→ **What you need to do**:
Render every entry verbatim.

(Component data from apps and pages)
——————————
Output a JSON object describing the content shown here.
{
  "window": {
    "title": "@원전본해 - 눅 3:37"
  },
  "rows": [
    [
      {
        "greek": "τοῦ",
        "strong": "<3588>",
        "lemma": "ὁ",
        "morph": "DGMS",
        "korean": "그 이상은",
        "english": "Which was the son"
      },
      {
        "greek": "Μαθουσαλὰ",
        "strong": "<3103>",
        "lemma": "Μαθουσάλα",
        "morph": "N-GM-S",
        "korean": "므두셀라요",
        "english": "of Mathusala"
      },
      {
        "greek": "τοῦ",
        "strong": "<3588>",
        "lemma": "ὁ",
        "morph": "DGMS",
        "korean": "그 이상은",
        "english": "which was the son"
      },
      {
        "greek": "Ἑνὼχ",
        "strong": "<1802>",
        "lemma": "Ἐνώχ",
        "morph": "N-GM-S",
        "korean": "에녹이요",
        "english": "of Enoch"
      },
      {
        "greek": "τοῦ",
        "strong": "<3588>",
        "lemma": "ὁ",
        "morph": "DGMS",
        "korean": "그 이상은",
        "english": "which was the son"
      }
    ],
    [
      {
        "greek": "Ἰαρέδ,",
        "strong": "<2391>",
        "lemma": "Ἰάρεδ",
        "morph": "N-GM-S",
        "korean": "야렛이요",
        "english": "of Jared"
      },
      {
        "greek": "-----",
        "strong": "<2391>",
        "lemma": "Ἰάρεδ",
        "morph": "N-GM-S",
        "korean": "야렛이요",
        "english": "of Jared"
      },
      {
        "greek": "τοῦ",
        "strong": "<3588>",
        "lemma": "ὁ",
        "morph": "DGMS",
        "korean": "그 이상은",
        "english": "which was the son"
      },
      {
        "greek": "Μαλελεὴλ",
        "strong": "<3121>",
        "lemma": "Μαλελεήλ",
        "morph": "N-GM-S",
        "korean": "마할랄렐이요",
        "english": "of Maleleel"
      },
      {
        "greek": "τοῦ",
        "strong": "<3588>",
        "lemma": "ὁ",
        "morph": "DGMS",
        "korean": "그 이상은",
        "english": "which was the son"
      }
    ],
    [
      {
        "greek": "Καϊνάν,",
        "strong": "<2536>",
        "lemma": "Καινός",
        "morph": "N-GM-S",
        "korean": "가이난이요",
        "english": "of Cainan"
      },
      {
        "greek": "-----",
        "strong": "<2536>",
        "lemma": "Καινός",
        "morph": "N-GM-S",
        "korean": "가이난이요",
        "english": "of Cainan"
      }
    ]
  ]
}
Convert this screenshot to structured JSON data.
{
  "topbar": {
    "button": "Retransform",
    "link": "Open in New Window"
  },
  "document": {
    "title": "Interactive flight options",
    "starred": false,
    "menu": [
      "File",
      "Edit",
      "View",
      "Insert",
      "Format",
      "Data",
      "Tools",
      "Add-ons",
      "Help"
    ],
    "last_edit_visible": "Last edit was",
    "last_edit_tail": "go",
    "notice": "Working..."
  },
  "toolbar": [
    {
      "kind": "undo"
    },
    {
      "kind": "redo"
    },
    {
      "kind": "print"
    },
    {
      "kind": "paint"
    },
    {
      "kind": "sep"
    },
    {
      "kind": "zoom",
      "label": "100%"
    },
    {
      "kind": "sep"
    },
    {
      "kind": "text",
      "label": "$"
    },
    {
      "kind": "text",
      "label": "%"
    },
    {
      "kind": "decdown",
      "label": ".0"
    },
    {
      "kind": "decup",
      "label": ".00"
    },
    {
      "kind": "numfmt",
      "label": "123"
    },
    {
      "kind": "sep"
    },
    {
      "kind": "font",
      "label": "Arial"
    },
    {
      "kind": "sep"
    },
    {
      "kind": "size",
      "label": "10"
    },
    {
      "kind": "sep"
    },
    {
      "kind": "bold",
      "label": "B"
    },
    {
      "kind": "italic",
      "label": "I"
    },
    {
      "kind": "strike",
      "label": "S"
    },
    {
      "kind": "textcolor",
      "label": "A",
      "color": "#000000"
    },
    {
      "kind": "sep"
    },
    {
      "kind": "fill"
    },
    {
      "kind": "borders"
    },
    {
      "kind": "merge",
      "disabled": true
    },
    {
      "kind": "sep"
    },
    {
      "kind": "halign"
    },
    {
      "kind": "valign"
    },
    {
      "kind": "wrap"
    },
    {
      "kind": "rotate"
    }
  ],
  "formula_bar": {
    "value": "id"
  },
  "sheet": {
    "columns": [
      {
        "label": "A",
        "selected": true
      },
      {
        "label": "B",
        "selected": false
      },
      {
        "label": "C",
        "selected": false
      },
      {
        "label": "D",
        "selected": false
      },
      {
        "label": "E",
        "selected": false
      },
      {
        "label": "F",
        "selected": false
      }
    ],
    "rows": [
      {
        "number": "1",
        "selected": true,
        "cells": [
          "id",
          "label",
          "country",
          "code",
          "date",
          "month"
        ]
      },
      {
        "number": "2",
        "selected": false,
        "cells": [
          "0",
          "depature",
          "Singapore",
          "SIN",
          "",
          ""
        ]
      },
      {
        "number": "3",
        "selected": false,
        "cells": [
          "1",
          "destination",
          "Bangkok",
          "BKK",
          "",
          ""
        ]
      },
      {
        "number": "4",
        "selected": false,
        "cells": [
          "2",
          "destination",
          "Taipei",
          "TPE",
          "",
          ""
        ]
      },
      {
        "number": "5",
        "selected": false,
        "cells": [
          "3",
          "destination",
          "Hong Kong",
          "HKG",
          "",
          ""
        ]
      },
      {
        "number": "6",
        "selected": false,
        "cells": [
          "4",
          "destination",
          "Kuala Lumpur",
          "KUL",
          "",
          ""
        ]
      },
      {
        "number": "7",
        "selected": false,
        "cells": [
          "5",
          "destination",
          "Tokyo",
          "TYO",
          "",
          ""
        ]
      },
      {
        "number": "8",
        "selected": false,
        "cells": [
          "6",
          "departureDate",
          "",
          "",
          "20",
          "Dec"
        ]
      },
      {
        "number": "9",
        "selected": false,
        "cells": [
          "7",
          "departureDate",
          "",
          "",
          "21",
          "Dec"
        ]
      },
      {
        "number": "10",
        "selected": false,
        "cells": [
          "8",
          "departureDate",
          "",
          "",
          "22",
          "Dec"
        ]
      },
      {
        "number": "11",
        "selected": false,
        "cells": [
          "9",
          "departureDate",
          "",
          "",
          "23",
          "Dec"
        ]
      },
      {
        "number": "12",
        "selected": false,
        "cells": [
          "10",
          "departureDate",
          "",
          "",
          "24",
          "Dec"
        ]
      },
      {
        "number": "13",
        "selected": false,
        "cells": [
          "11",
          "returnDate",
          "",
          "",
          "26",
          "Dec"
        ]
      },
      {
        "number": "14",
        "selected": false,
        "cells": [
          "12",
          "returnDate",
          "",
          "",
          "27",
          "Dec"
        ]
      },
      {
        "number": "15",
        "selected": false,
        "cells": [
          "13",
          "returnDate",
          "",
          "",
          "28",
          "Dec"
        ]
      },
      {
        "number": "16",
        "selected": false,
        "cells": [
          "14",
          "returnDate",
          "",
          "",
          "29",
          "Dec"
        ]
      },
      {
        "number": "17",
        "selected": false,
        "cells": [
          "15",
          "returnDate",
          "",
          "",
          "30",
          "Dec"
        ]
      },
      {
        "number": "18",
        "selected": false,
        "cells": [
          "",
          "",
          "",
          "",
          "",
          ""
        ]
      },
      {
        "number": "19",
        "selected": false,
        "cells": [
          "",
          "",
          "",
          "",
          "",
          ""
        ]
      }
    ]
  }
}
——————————
→ **Solution below**:
Output a JSON object describing the content shown here.
{
  "window": {
    "title": "@원전본해 - 눅 3:37"
  },
  "rows": [
    [
      {
        "greek": "τοῦ",
        "strong": "<3588>",
        "lemma": "ὁ",
        "morph": "DGMS",
        "korean": "그 이상은",
        "english": "Which was the son"
      },
      {
        "greek": "Μαθουσαλὰ",
        "strong": "<3103>",
        "lemma": "Μαθουσάλα",
        "morph": "N-GM-S",
        "korean": "므두셀라요",
        "english": "of Mathusala"
      },
      {
        "greek": "τοῦ",
        "strong": "<3588>",
        "lemma": "ὁ",
        "morph": "DGMS",
        "korean": "그 이상은",
        "english": "which was the son"
      },
      {
        "greek": "Ἑνὼχ",
        "strong": "<1802>",
        "lemma": "Ἐνώχ",
        "morph": "N-GM-S",
        "korean": "에녹이요",
        "english": "of Enoch"
      },
      {
        "greek": "τοῦ",
        "strong": "<3588>",
        "lemma": "ὁ",
        "morph": "DGMS",
        "korean": "그 이상은",
        "english": "which was the son"
      }
    ],
    [
      {
        "greek": "Ἰαρέδ,",
        "strong": "<2391>",
        "lemma": "Ἰάρεδ",
        "morph": "N-GM-S",
        "korean": "야렛이요",
        "english": "of Jared"
      },
      {
        "greek": "-----",
        "strong": "<2391>",
        "lemma": "Ἰάρεδ",
        "morph": "N-GM-S",
        "korean": "야렛이요",
        "english": "of Jared"
      },
      {
        "greek": "τοῦ",
        "strong": "<3588>",
        "lemma": "ὁ",
        "morph": "DGMS",
        "korean": "그 이상은",
        "english": "which was the son"
      },
      {
        "greek": "Μαλελεὴλ",
        "strong": "<3121>",
        "lemma": "Μαλελεήλ",
        "morph": "N-GM-S",
        "korean": "마할랄렐이요",
        "english": "of Maleleel"
      },
      {
        "greek": "τοῦ",
        "strong": "<3588>",
        "lemma": "ὁ",
        "morph": "DGMS",
        "korean": "그 이상은",
        "english": "which was the son"
      }
    ],
    [
      {
        "greek": "Καϊνάν,",
        "strong": "<2536>",
        "lemma": "Καινός",
        "morph": "N-GM-S",
        "korean": "가이난이요",
        "english": "of Cainan"
      },
      {
        "greek": "-----",
        "strong": "<2536>",
        "lemma": "Καινός",
        "morph": "N-GM-S",
        "korean": "가이난이요",
        "english": "of Cainan"
      }
    ]
  ]
}
Convert this screenshot to structured JSON data.
{
  "topbar": {
    "button": "Retransform",
    "link": "Open in New Window"
  },
  "document": {
    "title": "Interactive flight options",
    "starred": false,
    "menu": [
      "File",
      "Edit",
      "View",
      "Insert",
      "Format",
      "Data",
      "Tools",
      "Add-ons",
      "Help"
    ],
    "last_edit_visible": "Last edit was",
    "last_edit_tail": "go",
    "notice": "Working..."
  },
  "toolbar": [
    {
      "kind": "undo"
    },
    {
      "kind": "redo"
    },
    {
      "kind": "print"
    },
    {
      "kind": "paint"
    },
    {
      "kind": "sep"
    },
    {
      "kind": "zoom",
      "label": "100%"
    },
    {
      "kind": "sep"
    },
    {
      "kind": "text",
      "label": "$"
    },
    {
      "kind": "text",
      "label": "%"
    },
    {
      "kind": "decdown",
      "label": ".0"
    },
    {
      "kind": "decup",
      "label": ".00"
    },
    {
      "kind": "numfmt",
      "label": "123"
    },
    {
      "kind": "sep"
    },
    {
      "kind": "font",
      "label": "Arial"
    },
    {
      "kind": "sep"
    },
    {
      "kind": "size",
      "label": "10"
    },
    {
      "kind": "sep"
    },
    {
      "kind": "bold",
      "label": "B"
    },
    {
      "kind": "italic",
      "label": "I"
    },
    {
      "kind": "strike",
      "label": "S"
    },
    {
      "kind": "textcolor",
      "label": "A",
      "color": "#000000"
    },
    {
      "kind": "sep"
    },
    {
      "kind": "fill"
    },
    {
      "kind": "borders"
    },
    {
      "kind": "merge",
      "disabled": true
    },
    {
      "kind": "sep"
    },
    {
      "kind": "halign"
    },
    {
      "kind": "valign"
    },
    {
      "kind": "wrap"
    },
    {
      "kind": "rotate"
    }
  ],
  "formula_bar": {
    "value": "id"
  },
  "sheet": {
    "columns": [
      {
        "label": "A",
        "selected": true
      },
      {
        "label": "B",
        "selected": false
      },
      {
        "label": "C",
        "selected": false
      },
      {
        "label": "D",
        "selected": false
      },
      {
        "label": "E",
        "selected": false
      },
      {
        "label": "F",
        "selected": false
      }
    ],
    "rows": [
      {
        "number": "1",
        "selected": true,
        "cells": [
          "id",
          "label",
          "country",
          "code",
          "date",
          "month"
        ]
      },
      {
        "number": "2",
        "selected": false,
        "cells": [
          "0",
          "depature",
          "Singapore",
          "SIN",
          "",
          ""
        ]
      },
      {
        "number": "3",
        "selected": false,
        "cells": [
          "1",
          "destination",
          "Bangkok",
          "BKK",
          "",
          ""
        ]
      },
      {
        "number": "4",
        "selected": false,
        "cells": [
          "2",
          "destination",
          "Taipei",
          "TPE",
          "",
          ""
        ]
      },
      {
        "number": "5",
        "selected": false,
        "cells": [
          "3",
          "destination",
          "Hong Kong",
          "HKG",
          "",
          ""
        ]
      },
      {
        "number": "6",
        "selected": false,
        "cells": [
          "4",
          "destination",
          "Kuala Lumpur",
          "KUL",
          "",
          ""
        ]
      },
      {
        "number": "7",
        "selected": false,
        "cells": [
          "5",
          "destination",
          "Tokyo",
          "TYO",
          "",
          ""
        ]
      },
      {
        "number": "8",
        "selected": false,
        "cells": [
          "6",
          "departureDate",
          "",
          "",
          "20",
          "Dec"
        ]
      },
      {
        "number": "9",
        "selected": false,
        "cells": [
          "7",
          "departureDate",
          "",
          "",
          "21",
          "Dec"
        ]
      },
      {
        "number": "10",
        "selected": false,
        "cells": [
          "8",
          "departureDate",
          "",
          "",
          "22",
          "Dec"
        ]
      },
      {
        "number": "11",
        "selected": false,
        "cells": [
          "9",
          "departureDate",
          "",
          "",
          "23",
          "Dec"
        ]
      },
      {
        "number": "12",
        "selected": false,
        "cells": [
          "10",
          "departureDate",
          "",
          "",
          "24",
          "Dec"
        ]
      },
      {
        "number": "13",
        "selected": false,
        "cells": [
          "11",
          "returnDate",
          "",
          "",
          "26",
          "Dec"
        ]
      },
      {
        "number": "14",
        "selected": false,
        "cells": [
          "12",
          "returnDate",
          "",
          "",
          "27",
          "Dec"
        ]
      },
      {
        "number": "15",
        "selected": false,
        "cells": [
          "13",
          "returnDate",
          "",
          "",
          "28",
          "Dec"
        ]
      },
      {
        "number": "16",
        "selected": false,
        "cells": [
          "14",
          "returnDate",
          "",
          "",
          "29",
          "Dec"
        ]
      },
      {
        "number": "17",
        "selected": false,
        "cells": [
          "15",
          "returnDate",
          "",
          "",
          "30",
          "Dec"
        ]
      },
      {
        "number": "18",
        "selected": false,
        "cells": [
          "",
          "",
          "",
          "",
          "",
          ""
        ]
      },
      {
        "number": "19",
        "selected": false,
        "cells": [
          "",
          "",
          "",
          "",
          "",
          ""
        ]
      }
    ]
  }
}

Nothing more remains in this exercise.